Fair Carbon

Updated 21 May 2015


  • Due to uncertainty in the carbon market, policy and price, there has been very little investment in land carbon farming projects in Australia.
  • A Fair Carbon standard tailored for Australia is an idea which may help to bridge the gap by focusing on minimum price, co-benefits and long term relationships.
  • Following workshops with project developers and industry, working groups will work on the idea before a 3rd workshop during 2015.


30 January 2014 - 1st Fair Carbon workshop, Melbourne

29 July 2014 - 2nd Fair Carbon workshop, Melbourne

TBC 2015 - 3rd Fair Carbon workshop


Fair Carbon is simply about carbon farmers working together with buyers to create a trading system that benefits the market.

The concept of farmers working together in a co-operative approach to benefit individual landholders is as old as farming itself. Carbon farming is no different. Aboriginal and non-Aboriginal carbon farmers need a fair price for their carbon product and the Fair Carbon model is simply a vehicle that could help achieve this outcome.

Fair Carbon can bring a degree of certainty and help ensure the sustainability of carbon farming projects across Australia. With future market conditions uncertain, farmers need to have confidence that if they are switching from more traditional agribusiness into carbon farming they will be able to sell their product and receive a fair price that recognises the cost of the project and the value of co-benefits that may also be achieved.


To help advance this idea, we facilitated the first workshop of interested industry players in Melbourne on 30 January 2014, kindly hosted and assisted by Net Balance.

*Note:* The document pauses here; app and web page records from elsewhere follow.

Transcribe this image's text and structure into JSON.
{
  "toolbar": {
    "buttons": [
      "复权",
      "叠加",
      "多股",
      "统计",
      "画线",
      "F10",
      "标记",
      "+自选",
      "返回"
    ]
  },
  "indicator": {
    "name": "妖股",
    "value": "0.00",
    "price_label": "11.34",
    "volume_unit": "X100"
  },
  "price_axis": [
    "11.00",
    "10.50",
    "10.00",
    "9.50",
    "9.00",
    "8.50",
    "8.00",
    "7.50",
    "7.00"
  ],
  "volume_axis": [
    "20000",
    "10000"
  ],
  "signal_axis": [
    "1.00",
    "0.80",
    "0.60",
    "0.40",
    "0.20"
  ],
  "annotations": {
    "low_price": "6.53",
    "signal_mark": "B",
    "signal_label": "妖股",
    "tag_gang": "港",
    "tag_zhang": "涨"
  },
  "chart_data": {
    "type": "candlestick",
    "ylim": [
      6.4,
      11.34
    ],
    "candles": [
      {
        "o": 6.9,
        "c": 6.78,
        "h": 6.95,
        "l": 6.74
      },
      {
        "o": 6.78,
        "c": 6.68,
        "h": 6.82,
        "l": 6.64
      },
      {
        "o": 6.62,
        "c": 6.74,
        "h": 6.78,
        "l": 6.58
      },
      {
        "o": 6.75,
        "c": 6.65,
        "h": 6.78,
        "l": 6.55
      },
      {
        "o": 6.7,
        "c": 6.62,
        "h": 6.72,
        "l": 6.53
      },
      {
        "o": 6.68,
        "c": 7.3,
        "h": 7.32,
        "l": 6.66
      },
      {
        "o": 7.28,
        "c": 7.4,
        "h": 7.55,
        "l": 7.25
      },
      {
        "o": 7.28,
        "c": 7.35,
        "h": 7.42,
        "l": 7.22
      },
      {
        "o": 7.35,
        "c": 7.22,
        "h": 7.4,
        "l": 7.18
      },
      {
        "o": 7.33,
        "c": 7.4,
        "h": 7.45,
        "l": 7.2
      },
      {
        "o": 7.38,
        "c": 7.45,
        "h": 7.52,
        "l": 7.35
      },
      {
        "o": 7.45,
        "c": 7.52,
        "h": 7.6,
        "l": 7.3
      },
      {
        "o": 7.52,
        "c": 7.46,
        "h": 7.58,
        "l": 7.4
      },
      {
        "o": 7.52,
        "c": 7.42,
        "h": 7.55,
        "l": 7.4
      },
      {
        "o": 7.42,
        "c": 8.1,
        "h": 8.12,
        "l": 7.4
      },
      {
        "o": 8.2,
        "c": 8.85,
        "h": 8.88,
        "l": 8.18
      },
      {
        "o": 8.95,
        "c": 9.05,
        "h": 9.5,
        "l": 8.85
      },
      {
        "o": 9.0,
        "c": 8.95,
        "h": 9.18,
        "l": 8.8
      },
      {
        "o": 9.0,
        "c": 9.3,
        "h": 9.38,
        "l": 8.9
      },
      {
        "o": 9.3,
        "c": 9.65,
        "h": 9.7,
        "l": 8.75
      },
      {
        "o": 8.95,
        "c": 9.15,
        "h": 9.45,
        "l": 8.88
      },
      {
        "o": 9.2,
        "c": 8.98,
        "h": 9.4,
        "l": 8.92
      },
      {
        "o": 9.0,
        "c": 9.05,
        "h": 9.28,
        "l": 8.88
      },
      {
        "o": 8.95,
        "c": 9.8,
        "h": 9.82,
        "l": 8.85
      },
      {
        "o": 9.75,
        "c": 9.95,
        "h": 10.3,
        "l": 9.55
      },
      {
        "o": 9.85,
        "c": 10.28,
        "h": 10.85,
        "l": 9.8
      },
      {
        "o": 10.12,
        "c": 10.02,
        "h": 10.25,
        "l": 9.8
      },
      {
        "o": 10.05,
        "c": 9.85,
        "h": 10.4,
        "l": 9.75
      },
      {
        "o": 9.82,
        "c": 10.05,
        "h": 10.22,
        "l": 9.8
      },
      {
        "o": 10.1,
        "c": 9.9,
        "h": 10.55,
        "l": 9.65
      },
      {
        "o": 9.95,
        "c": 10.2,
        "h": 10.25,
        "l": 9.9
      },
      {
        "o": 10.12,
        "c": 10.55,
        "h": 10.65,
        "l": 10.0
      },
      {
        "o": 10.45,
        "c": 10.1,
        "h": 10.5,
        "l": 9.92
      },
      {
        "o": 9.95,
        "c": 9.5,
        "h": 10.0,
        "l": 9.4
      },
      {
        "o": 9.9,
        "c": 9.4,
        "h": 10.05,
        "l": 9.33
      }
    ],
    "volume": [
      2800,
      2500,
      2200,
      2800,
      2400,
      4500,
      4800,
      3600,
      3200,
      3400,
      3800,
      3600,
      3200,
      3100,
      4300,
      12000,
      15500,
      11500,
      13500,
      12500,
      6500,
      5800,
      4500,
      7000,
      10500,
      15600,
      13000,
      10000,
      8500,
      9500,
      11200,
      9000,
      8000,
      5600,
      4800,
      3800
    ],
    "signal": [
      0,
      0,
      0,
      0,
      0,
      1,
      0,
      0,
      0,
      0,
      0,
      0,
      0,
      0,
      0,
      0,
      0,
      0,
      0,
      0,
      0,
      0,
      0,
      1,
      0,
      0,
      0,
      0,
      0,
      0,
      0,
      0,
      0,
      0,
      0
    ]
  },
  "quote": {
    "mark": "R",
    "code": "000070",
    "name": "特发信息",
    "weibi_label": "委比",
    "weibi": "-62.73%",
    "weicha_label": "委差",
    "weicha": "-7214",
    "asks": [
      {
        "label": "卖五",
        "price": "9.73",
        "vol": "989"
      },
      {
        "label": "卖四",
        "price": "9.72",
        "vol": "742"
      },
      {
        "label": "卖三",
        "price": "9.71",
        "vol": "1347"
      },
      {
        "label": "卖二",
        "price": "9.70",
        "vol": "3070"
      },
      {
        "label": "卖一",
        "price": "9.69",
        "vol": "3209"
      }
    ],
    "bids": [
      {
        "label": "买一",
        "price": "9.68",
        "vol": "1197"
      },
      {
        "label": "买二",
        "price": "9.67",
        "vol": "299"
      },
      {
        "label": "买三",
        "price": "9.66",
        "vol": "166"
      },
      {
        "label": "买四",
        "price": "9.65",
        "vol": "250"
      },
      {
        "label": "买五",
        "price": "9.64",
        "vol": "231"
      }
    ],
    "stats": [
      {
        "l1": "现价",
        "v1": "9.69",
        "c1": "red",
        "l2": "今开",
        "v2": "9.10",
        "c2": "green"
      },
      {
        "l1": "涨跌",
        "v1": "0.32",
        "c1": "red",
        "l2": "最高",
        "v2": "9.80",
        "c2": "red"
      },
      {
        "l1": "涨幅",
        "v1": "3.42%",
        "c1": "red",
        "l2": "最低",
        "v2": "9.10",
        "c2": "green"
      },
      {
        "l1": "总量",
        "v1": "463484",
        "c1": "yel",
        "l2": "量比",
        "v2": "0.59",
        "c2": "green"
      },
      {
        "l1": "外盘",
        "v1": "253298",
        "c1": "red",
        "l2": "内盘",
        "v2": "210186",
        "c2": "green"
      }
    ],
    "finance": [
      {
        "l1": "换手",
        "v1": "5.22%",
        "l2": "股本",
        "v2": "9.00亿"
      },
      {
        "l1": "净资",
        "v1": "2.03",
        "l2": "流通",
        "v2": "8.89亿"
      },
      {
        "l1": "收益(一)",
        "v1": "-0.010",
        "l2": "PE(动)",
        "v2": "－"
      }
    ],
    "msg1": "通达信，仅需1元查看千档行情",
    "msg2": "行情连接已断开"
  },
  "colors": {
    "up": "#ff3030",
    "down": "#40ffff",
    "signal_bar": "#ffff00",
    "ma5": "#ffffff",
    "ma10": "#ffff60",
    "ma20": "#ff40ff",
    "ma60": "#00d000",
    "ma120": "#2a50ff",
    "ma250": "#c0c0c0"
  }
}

At the workshop, we wanted to take the idea of co-benefits a bit further to the idea of Fair Carbon – it’s not just about the extra benefits but about a fair trading system: what’s are the terms of trade? In uncertain times can we have a minimum price? Can long term relationships smooth out an uncertain market? All wrapped up in a nice little standard.

The day was primed well, with a climate update from Tim Flannery, Climate Council, a history of Aboriginal Carbon Fund from co-founder and director Allan Cooney, building wealth for native title holders by Brian Wyatt, National Native Title Council, a corporate perspective on credit buying from Emma Herd, Westpac, thought provoking co-benefits thoughts from Cathy Robinson, CSIRO and the latest on the international scene from Neil Salisbury, Net Balance.

To brainstorm and help gather ideas from the expert gathering, we broke into groups to get stuck into challenges, trading system design, co-benefits criteria and the toughest nut of all: how to govern the system with integrity and reasonable cost. The experiences of other standards show that if you don’t get the balance right, take-up and buy-in will not follow.


The second workshop was facilitated by Cath Elderton and again held at Net Balance in Melbourne on 29 July 2014 with 18 industry players.

Given the idea was not new, the workshop got down to business and opened up to participants' thoughts about Fair Carbon. 'Long and difficult road', 'multiple pieces of the puzzle' and 'how do we get people to buy in' were ideas expressed. Longer discussion noted the rise of impact investment but whether projects could bear the heavier weight of more standards. A middle path was considered around working with an international standard, such as Gold Standard, to build a co-benefits standard for Australia.

Going forward, 5 different workings groups were allocated work around governance, standards, Indigenous producers, agricultural producers and buyers to build towards a third workshop.


The working groups will report prior to a third workshop to be held during 2015. Stay tuned!


Co-benefits page

Fair Carbon discussion paper January 2014

Fair Carbon workshop no 1 report 30 January 2014

Fair Carbon scoping paper July 2014

Fair Carbon workshop no 2 report 29 July 2014

Fair Carbon workshop gallery